[Data about app and page elements]:

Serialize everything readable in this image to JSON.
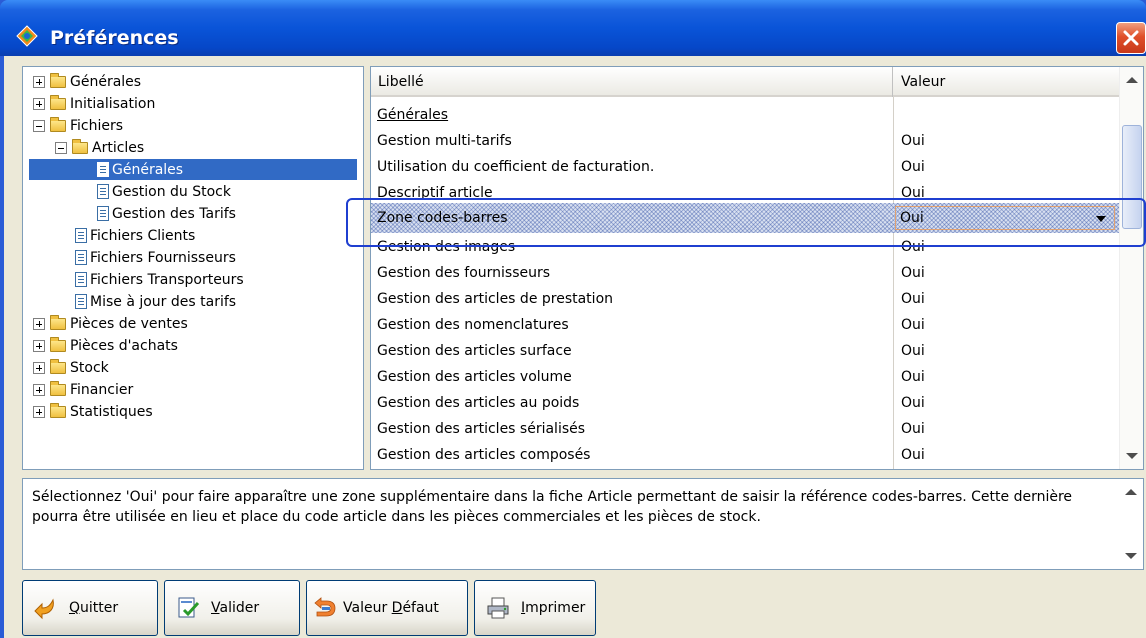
{
  "window": {
    "title": "Préférences"
  },
  "tree": {
    "items": [
      {
        "label": "Générales",
        "kind": "folder",
        "expander": "plus",
        "level": 0
      },
      {
        "label": "Initialisation",
        "kind": "folder",
        "expander": "plus",
        "level": 0
      },
      {
        "label": "Fichiers",
        "kind": "folder",
        "expander": "minus",
        "level": 0
      },
      {
        "label": "Articles",
        "kind": "folder",
        "expander": "minus",
        "level": 1
      },
      {
        "label": "Générales",
        "kind": "doc",
        "level": 2,
        "selected": true
      },
      {
        "label": "Gestion du Stock",
        "kind": "doc",
        "level": 2
      },
      {
        "label": "Gestion des Tarifs",
        "kind": "doc",
        "level": 2
      },
      {
        "label": "Fichiers Clients",
        "kind": "doc",
        "level": 1
      },
      {
        "label": "Fichiers Fournisseurs",
        "kind": "doc",
        "level": 1
      },
      {
        "label": "Fichiers Transporteurs",
        "kind": "doc",
        "level": 1
      },
      {
        "label": "Mise à jour des tarifs",
        "kind": "doc",
        "level": 1
      },
      {
        "label": "Pièces de ventes",
        "kind": "folder",
        "expander": "plus",
        "level": 0
      },
      {
        "label": "Pièces d'achats",
        "kind": "folder",
        "expander": "plus",
        "level": 0
      },
      {
        "label": "Stock",
        "kind": "folder",
        "expander": "plus",
        "level": 0
      },
      {
        "label": "Financier",
        "kind": "folder",
        "expander": "plus",
        "level": 0
      },
      {
        "label": "Statistiques",
        "kind": "folder",
        "expander": "plus",
        "level": 0
      }
    ]
  },
  "grid": {
    "headers": {
      "libelle": "Libellé",
      "valeur": "Valeur"
    },
    "rows": [
      {
        "libelle": "Générales",
        "valeur": "",
        "section": true
      },
      {
        "libelle": "Gestion multi-tarifs",
        "valeur": "Oui"
      },
      {
        "libelle": "Utilisation du coefficient de facturation.",
        "valeur": "Oui"
      },
      {
        "libelle": "Descriptif article",
        "valeur": "Oui"
      },
      {
        "libelle": "Zone codes-barres",
        "valeur": "Oui",
        "editing": true
      },
      {
        "libelle": "Gestion des images",
        "valeur": "Oui"
      },
      {
        "libelle": "Gestion des fournisseurs",
        "valeur": "Oui"
      },
      {
        "libelle": "Gestion des articles de prestation",
        "valeur": "Oui"
      },
      {
        "libelle": "Gestion des nomenclatures",
        "valeur": "Oui"
      },
      {
        "libelle": "Gestion des articles surface",
        "valeur": "Oui"
      },
      {
        "libelle": "Gestion des articles volume",
        "valeur": "Oui"
      },
      {
        "libelle": "Gestion des articles au poids",
        "valeur": "Oui"
      },
      {
        "libelle": "Gestion des articles sérialisés",
        "valeur": "Oui"
      },
      {
        "libelle": "Gestion des articles composés",
        "valeur": "Oui"
      }
    ]
  },
  "description": {
    "text": "Sélectionnez 'Oui' pour faire apparaître une zone supplémentaire dans la fiche Article permettant de saisir la référence codes-barres. Cette dernière pourra être utilisée en lieu et place du code article dans les pièces commerciales et les pièces de stock."
  },
  "buttons": {
    "quitter": {
      "mnemonic": "Q",
      "rest": "uitter",
      "icon": "exit-arrow-icon"
    },
    "valider": {
      "mnemonic": "V",
      "rest": "alider",
      "icon": "validate-doc-icon"
    },
    "valeur_defaut": {
      "pre": "Valeur ",
      "mnemonic": "D",
      "rest": "éfaut",
      "icon": "reset-arrow-icon"
    },
    "imprimer": {
      "mnemonic": "I",
      "rest": "mprimer",
      "icon": "printer-icon"
    }
  },
  "colors": {
    "titlebar": "#0a54d8",
    "window": "#ece9d8",
    "selection": "#316ac5",
    "focus_outline": "#1f3fd0"
  }
}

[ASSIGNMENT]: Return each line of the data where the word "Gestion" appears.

[OUTPUT OF THE EXERCISE]:
        "label": "Gestion du Stock",
        "label": "Gestion des Tarifs",
        "libelle": "Gestion multi-tarifs",
        "libelle": "Gestion des images",
        "libelle": "Gestion des fournisseurs",
        "libelle": "Gestion des articles de prestation",
        "libelle": "Gestion des nomenclatures",
        "libelle": "Gestion des articles surface",
        "libelle": "Gestion des articles volume",
        "libelle": "Gestion des articles au poids",
        "libelle": "Gestion des articles sérialisés",
        "libelle": "Gestion des articles composés",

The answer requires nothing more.